Colorado has a diverse landscape, providing plenty of resources for newcomers to utilize when building their new homes. Traversing from the east for a new start, or backtracking from the west for a second chance, Idaho Springs’s newest residents were in for a challenge as winter approached. How did they fare?

The Beginnings of Mining Food

By the time the migrators got to Idaho Springs, their supplies were desolate. Besides some dried foods they carried in their packs, they didn’t have much to work with nor to sustain them during their endeavors.
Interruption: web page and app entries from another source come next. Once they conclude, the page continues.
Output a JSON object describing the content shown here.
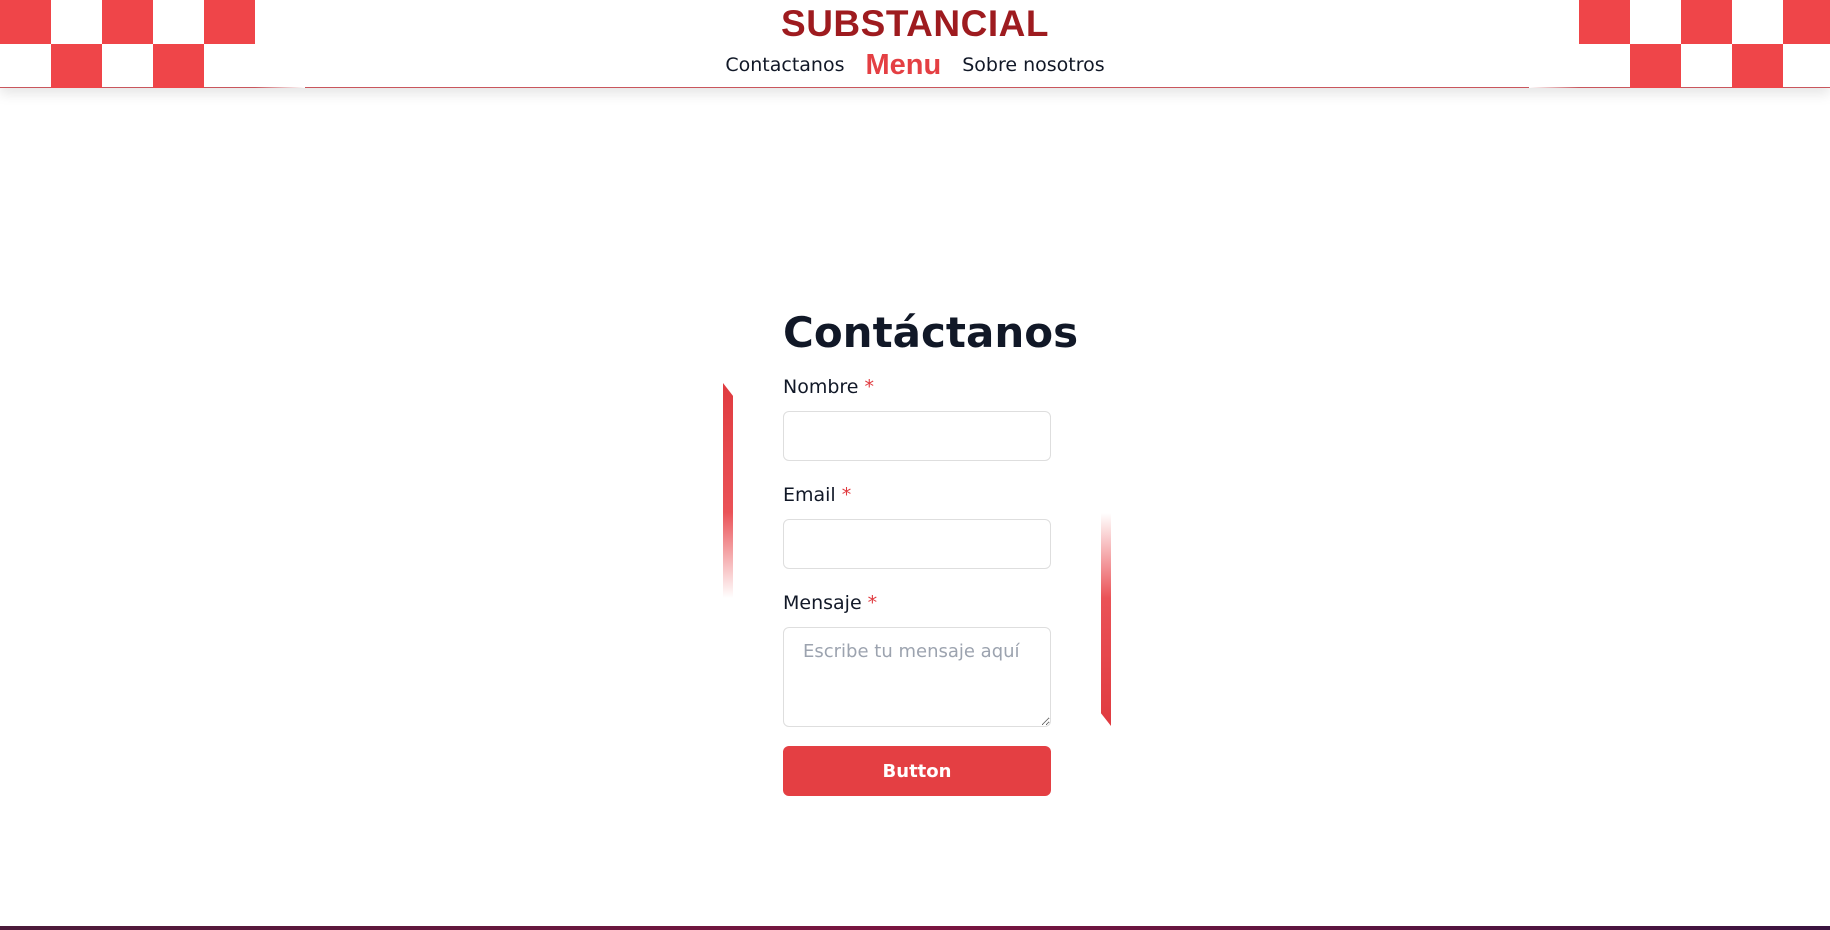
{
  "header": {
    "brand": "SUBSTANCIAL",
    "nav": [
      {
        "label": "Contactanos"
      },
      {
        "label": "Menu"
      },
      {
        "label": "Sobre nosotros"
      }
    ]
  },
  "form": {
    "title": "Contáctanos",
    "fields": [
      {
        "label": "Nombre",
        "required_mark": "*",
        "value": "",
        "placeholder": ""
      },
      {
        "label": "Email",
        "required_mark": "*",
        "value": "",
        "placeholder": ""
      },
      {
        "label": "Mensaje",
        "required_mark": "*",
        "value": "",
        "placeholder": "Escribe tu mensaje aquí"
      }
    ],
    "submit_label": "Button"
  },
  "colors": {
    "accent": "#e43f43",
    "brand": "#9e1b1f",
    "checker": "#ef4549"
  }
}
Therefore, foraging and hunting were their best bet for survival.

Berries, herbs and wild game were abundant in Colorado’s mountains. They hunted for squirrels, bison, prairie dogs and bighorn sheep to be cooked, smoked and saved for as long as possible.
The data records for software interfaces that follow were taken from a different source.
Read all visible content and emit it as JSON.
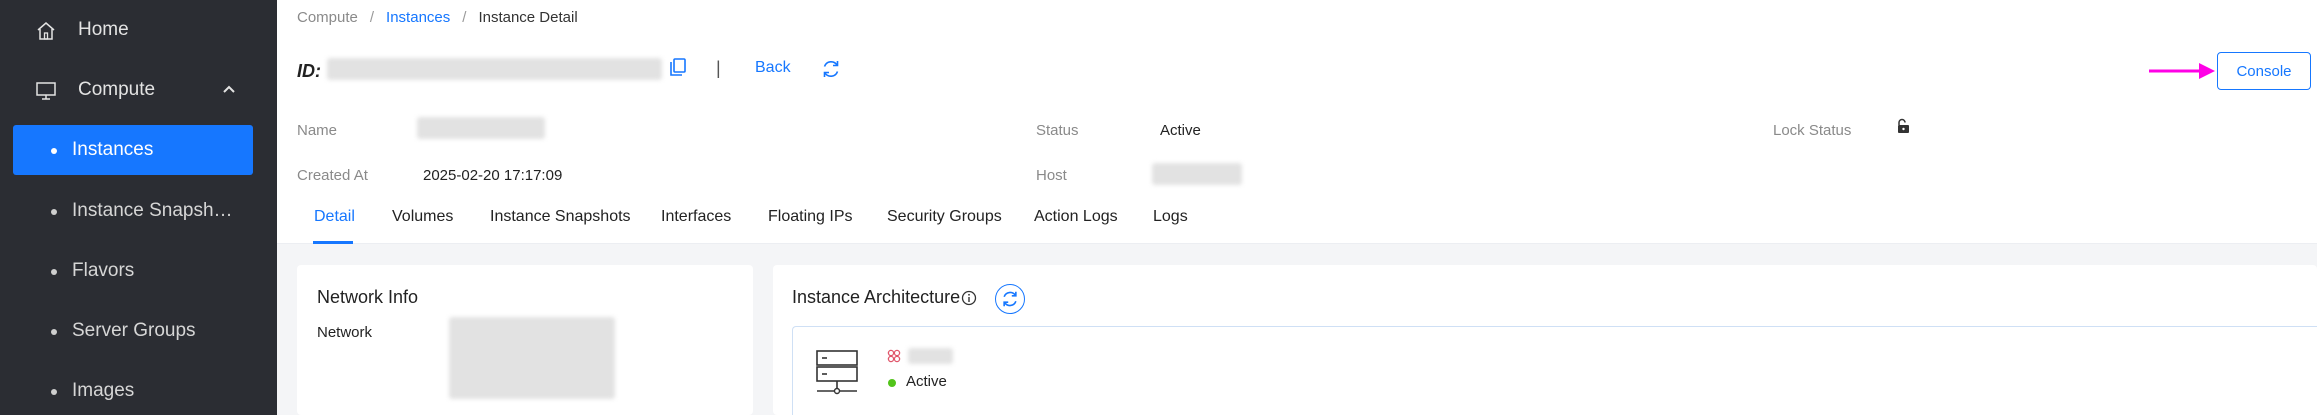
{
  "sidebar": {
    "home": "Home",
    "compute": "Compute",
    "items": [
      {
        "label": "Instances"
      },
      {
        "label": "Instance Snapsh…"
      },
      {
        "label": "Flavors"
      },
      {
        "label": "Server Groups"
      },
      {
        "label": "Images"
      }
    ]
  },
  "breadcrumb": {
    "root": "Compute",
    "sep": "/",
    "link": "Instances",
    "current": "Instance Detail"
  },
  "header": {
    "id_label": "ID:",
    "pipe": "|",
    "back": "Back",
    "console": "Console"
  },
  "info": {
    "name_label": "Name",
    "status_label": "Status",
    "status_value": "Active",
    "lock_label": "Lock Status",
    "created_label": "Created At",
    "created_value": "2025-02-20 17:17:09",
    "host_label": "Host"
  },
  "tabs": [
    "Detail",
    "Volumes",
    "Instance Snapshots",
    "Interfaces",
    "Floating IPs",
    "Security Groups",
    "Action Logs",
    "Logs"
  ],
  "network_card": {
    "title": "Network Info",
    "network_label": "Network"
  },
  "arch_card": {
    "title": "Instance Architecture",
    "status": "Active"
  },
  "colors": {
    "accent": "#1677ff",
    "sidebar_bg": "#2b2d33",
    "annotation_arrow": "#ff00e6",
    "status_ok": "#52c41a"
  }
}
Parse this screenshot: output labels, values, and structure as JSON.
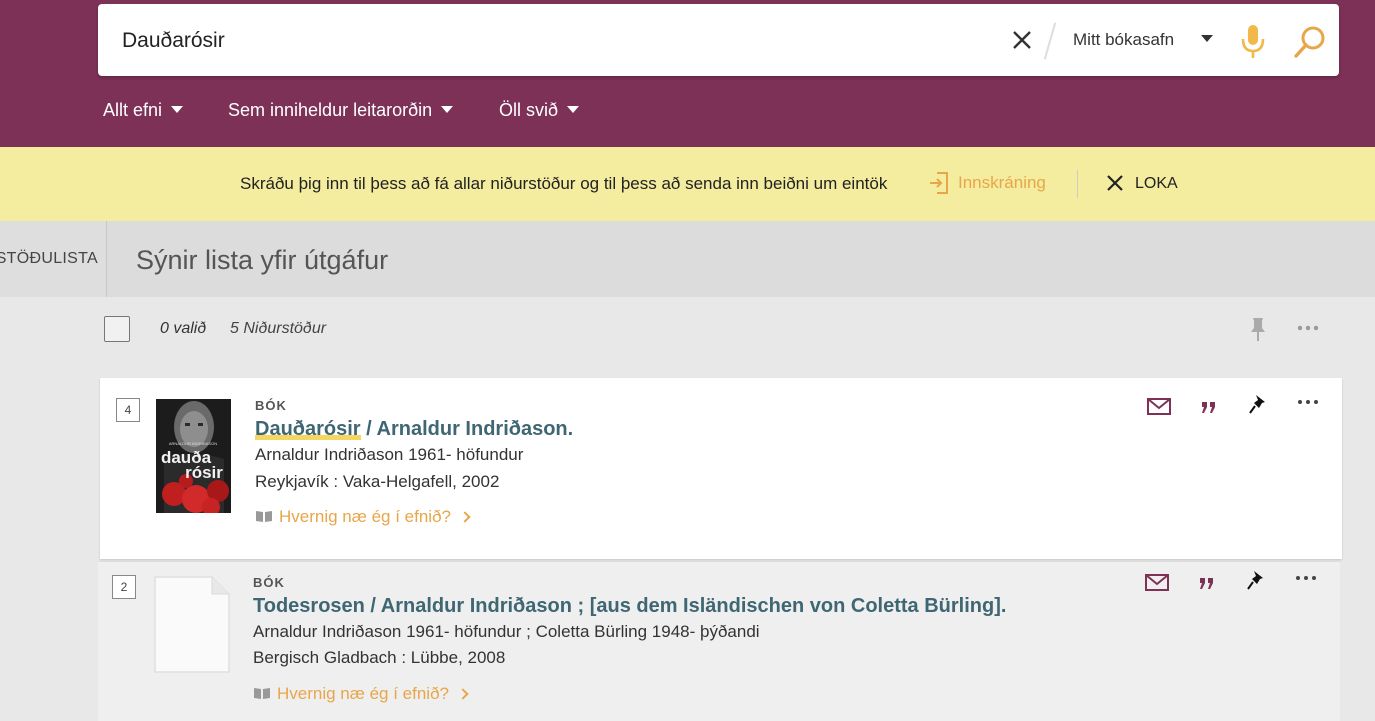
{
  "search": {
    "query": "Dauðarósir",
    "scope_label": "Mitt bókasafn"
  },
  "filters": [
    {
      "label": "Allt efni"
    },
    {
      "label": "Sem inniheldur leitarorðin"
    },
    {
      "label": "Öll svið"
    }
  ],
  "notice": {
    "text": "Skráðu þig inn til þess að fá allar niðurstöður og til þess að senda inn beiðni um eintök",
    "login_label": "Innskráning",
    "close_label": "LOKA"
  },
  "results_header": {
    "side_tab_label": "RSTÖÐULISTA",
    "title": "Sýnir lista yfir útgáfur"
  },
  "toolbar": {
    "selected_count": "0 valið",
    "result_count": "5 Niðurstöður"
  },
  "results": [
    {
      "number": "4",
      "type": "BÓK",
      "title_highlight": "Dauðarósir",
      "title_rest": " / Arnaldur Indriðason.",
      "author": "Arnaldur Indriðason 1961- höfundur",
      "publisher": "Reykjavík : Vaka-Helgafell, 2002",
      "howto": "Hvernig næ ég í efnið?",
      "cover": {
        "top_text": "ARNALDUR INDRIÐASON",
        "title_line1": "dauða",
        "title_line2": "rósir"
      }
    },
    {
      "number": "2",
      "type": "BÓK",
      "title": "Todesrosen / Arnaldur Indriðason ; [aus dem Isländischen von Coletta Bürling].",
      "author": "Arnaldur Indriðason 1961- höfundur ; Coletta Bürling 1948- þýðandi",
      "publisher": "Bergisch Gladbach : Lübbe, 2008",
      "howto": "Hvernig næ ég í efnið?"
    }
  ],
  "colors": {
    "header_bg": "#7d3157",
    "notice_bg": "#f4ec9f",
    "accent_orange": "#e8a64a",
    "title_teal": "#3f6673",
    "action_maroon": "#7d3157"
  }
}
Oftentimes, a fire was difficult to get started and maintain due to the wet snow covering the ground. This led to the innovative use of “buffalo chips,” dried buffalo droppings, to use as a form of kindling. In desperate circumstances, the survivors sacrificed their shelters and modes of transportation—burning the frames of their wooden wagons.

There were also few women on this journey, requiring the men to learn how to cook their own mining food with limited supplies. A typical camp consisted of Dutch ovens, coffee pots, tin plates and frying pans. Materials like these were occasionally traded with Native American tribes for more food such as corn and beans.

Once Settled

Once a community was established in Idaho Springs, the circumstances got better—as did the food. Due to the high volume of Cornish miners that migrated in search of gold, the Cornish Pasty was a popular treat. These are golden, crusty pockets filled with meat and vegetables (predominantly potato).

The Cornish Pasty was the perfect mining food due to its transportable structure and energy-sustaining nutrients. Miners would bring them to work in their pockets for a mid-day meal. To heat them up, they would put them on their shovels and hover them over a candle. The bakers would carve initials into the ends so miners didn’t confuse whose pasty was whose. The thick crust edge also functioned as a handle for disposal, as the miners had dirty hands covered with arsenic dust. A few superstitious miners would leave these crusts as an offering to the ghosts, or “knockers.”

Additionally, beer was more often consumed than water, as it was safer to drink and provided more carbs and calories for hard-working miners. Other popular mining foods included gritty pancakes, sludgy cowboy coffee, and salt pork—foods that were easy to make, sustaining, and wouldn’t spoil quickly.

Idaho Springs Today

Now, the city of Idaho Springs is flourishing with shops and restaurants to entice tourists and history buffs. If it weren’t for the strength of the early settlements, Colorado might not have received state status. The Colorado Gold Rush was imperative to our state and country—The Argo itself processed $2.6 trillion in gold (adjusted for inflation) while in operation!

To learn more about the Colorado Gold Rush and The Argo Mill & Tunnel’s role in it, plan your visit! You’ll have opportunities to tour our mill and tunnel and even pan for gold. Afterward, try out a traditional Cornish Pasty at The Pasty Republic in Denver!